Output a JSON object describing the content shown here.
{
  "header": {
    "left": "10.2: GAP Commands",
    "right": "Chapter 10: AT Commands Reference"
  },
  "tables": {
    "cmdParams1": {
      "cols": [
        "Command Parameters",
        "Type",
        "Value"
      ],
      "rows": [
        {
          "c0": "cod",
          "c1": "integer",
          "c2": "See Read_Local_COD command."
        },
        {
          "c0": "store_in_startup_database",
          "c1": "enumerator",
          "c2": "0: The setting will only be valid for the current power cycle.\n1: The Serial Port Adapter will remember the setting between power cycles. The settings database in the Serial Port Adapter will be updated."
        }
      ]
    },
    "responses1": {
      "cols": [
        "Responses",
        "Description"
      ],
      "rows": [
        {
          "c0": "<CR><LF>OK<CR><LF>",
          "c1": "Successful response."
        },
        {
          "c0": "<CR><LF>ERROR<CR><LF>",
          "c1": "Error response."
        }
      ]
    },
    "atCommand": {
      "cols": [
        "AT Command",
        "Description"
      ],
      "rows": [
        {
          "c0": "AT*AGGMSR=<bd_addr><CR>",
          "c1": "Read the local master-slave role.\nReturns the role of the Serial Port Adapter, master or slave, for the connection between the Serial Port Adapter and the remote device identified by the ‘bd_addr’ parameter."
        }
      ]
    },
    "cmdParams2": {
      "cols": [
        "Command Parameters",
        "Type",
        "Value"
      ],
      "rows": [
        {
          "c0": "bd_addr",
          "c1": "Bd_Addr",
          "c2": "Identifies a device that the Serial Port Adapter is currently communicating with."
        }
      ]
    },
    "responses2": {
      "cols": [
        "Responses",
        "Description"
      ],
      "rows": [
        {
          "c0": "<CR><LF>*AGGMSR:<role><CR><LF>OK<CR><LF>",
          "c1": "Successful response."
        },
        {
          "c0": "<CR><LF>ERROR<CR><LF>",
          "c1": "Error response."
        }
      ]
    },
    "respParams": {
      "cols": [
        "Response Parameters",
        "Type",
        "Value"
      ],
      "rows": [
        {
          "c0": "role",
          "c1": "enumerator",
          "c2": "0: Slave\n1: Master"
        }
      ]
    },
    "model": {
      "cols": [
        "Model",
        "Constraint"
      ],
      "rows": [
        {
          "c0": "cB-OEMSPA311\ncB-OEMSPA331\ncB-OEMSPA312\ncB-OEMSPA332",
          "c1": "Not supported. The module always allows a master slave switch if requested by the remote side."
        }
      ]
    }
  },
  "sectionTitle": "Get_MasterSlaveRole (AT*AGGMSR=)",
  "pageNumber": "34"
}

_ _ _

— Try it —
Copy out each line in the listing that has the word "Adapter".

— Solution for this problem —
          "c2": "0: The setting will only be valid for the current power cycle.\n1: The Serial Port Adapter will remember the setting between power cycles. The settings database in the Serial Port Adapter will be updated."
          "c1": "Read the local master-slave role.\nReturns the role of the Serial Port Adapter, master or slave, for the connection between the Serial Port Adapter and the remote device identified by the ‘bd_addr’ parameter."
          "c2": "Identifies a device that the Serial Port Adapter is currently communicating with."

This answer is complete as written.